According to what was the most accepted scientific theory, Homo sapiens first originated on what we now know as Africa. MSNBC reports today that archaeologist Avi Gopher and a team of Israeli scientists from the University of Tel-Aviv may have found the earliest human remains on record. Teeth discovered in Qesem Cave near Tel-Aviv in central Israel are estimated to be 400,000 years old, which is twice as old as the oldest Homo sapiens remains previously discovered in Ethiopia.

Earliest human remains must still be verified

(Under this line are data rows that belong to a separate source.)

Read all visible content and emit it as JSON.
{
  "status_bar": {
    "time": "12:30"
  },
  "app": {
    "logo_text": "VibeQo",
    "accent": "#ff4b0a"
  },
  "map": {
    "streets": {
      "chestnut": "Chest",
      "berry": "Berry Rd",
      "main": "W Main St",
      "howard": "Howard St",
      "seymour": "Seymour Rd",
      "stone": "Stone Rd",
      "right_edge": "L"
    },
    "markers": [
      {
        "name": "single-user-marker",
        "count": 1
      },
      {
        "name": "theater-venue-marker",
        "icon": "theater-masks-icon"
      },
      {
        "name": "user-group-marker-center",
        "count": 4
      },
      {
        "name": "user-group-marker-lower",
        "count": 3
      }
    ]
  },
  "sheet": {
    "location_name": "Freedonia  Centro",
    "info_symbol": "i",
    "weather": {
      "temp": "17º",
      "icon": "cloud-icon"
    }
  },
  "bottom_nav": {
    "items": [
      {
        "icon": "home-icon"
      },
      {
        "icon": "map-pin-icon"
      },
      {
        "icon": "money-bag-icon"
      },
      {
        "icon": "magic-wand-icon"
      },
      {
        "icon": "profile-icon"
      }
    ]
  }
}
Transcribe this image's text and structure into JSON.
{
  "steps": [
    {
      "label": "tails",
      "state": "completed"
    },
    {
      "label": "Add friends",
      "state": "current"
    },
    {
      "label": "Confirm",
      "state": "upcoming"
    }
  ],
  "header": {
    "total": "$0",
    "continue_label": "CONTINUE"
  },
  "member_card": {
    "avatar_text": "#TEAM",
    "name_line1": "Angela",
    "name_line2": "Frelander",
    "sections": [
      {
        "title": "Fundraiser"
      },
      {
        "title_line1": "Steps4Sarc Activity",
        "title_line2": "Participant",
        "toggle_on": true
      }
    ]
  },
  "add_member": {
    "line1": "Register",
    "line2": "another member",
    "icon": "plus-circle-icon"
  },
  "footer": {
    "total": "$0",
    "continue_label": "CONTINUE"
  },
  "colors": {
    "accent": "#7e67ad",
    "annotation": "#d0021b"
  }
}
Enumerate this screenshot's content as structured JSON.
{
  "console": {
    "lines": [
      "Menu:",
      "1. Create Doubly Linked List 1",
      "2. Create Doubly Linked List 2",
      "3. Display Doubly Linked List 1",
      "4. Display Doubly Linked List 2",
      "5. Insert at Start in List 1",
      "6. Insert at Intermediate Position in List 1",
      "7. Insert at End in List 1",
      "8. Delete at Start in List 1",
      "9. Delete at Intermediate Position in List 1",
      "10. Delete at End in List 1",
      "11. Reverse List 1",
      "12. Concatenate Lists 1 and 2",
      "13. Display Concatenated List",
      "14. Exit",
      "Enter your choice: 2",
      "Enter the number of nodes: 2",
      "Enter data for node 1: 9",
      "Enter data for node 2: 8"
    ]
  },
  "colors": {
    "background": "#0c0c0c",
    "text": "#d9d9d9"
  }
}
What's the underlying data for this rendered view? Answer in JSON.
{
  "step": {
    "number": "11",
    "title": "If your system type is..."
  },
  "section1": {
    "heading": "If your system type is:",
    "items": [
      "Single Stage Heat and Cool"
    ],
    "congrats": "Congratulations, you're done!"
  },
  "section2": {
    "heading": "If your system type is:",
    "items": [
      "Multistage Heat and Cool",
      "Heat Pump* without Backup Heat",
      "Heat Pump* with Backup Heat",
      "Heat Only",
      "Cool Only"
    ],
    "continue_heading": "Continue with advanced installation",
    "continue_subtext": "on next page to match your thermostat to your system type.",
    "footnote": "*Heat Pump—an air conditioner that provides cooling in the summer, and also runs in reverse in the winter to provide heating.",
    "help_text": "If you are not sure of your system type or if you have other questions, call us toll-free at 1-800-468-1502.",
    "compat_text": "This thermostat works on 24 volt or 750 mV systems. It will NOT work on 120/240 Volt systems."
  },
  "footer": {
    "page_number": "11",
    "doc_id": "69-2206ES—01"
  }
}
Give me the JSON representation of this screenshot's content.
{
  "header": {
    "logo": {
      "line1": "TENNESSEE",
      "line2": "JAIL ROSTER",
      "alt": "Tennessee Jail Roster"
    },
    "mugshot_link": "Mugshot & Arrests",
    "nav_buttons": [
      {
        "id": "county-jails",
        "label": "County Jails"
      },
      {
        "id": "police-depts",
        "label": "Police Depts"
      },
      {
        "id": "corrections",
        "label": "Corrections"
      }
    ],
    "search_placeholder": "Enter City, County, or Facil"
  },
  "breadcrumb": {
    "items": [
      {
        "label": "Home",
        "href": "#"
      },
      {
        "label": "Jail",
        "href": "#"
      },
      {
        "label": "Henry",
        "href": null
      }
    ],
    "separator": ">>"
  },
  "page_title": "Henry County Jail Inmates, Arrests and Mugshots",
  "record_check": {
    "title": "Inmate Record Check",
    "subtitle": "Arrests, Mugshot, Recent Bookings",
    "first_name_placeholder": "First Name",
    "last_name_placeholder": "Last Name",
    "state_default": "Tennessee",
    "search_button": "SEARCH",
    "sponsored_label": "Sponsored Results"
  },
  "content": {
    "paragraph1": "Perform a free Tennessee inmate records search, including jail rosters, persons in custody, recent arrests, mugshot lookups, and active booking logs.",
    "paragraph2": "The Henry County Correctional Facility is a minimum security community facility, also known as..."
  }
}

While Avi Gopher and his team are excited about the discovery of teeth in Qesem Cave, additional research and verification is needed (including CT scans, X-rays and more) to confirm that the discovery is indeed the earliest human remains to be found. Gopher told the American Journal of Physical Anthropology that if the claim surrounding the Qesem Cave teeth is proven, “the whole picture of evolution” will change. Specifically, it will challenge the African genesis theory that humans migrated out of Africa via land bridges about 80,000 years ago.

Modern man, or just relatives of Homo sapiens?

Naturally, historians are skeptical of the Qesem Cave find. Prehistory expert Sir Paul Mellars of Cambridge University recognizes that the dental discovery is significant, but the teeth may not actually come from Homo sapiens. Mellars speculates that it is more likely that the Qesem Cave discovery can be traced back to ancient Homo sapiens relatives like Neanderthals or something older. Those groups are theorized to have left Africa hundreds of thousands of years ago.

Other tools discovered

In addition to the teeth, Gopher and crew found flint blades and animal bones in Qesem Cave. This is consistent with the theory that Qesem Cave was historically used by large-game hunters as a kind of primitive slaughterhouse and meat preparation area. Radioisotope dating indicates that the cave was occupied at least as early as 382,000 years BP (Before Present), where 1950 (when radiocarbon dating began) is marked as “present.” Qesem Cave was used for a similar purpose by hunters until at least 200,000 BP.



Wikipedia entry for Qesem Cave

The earliest evolution of dance


Other recent posts by bryanh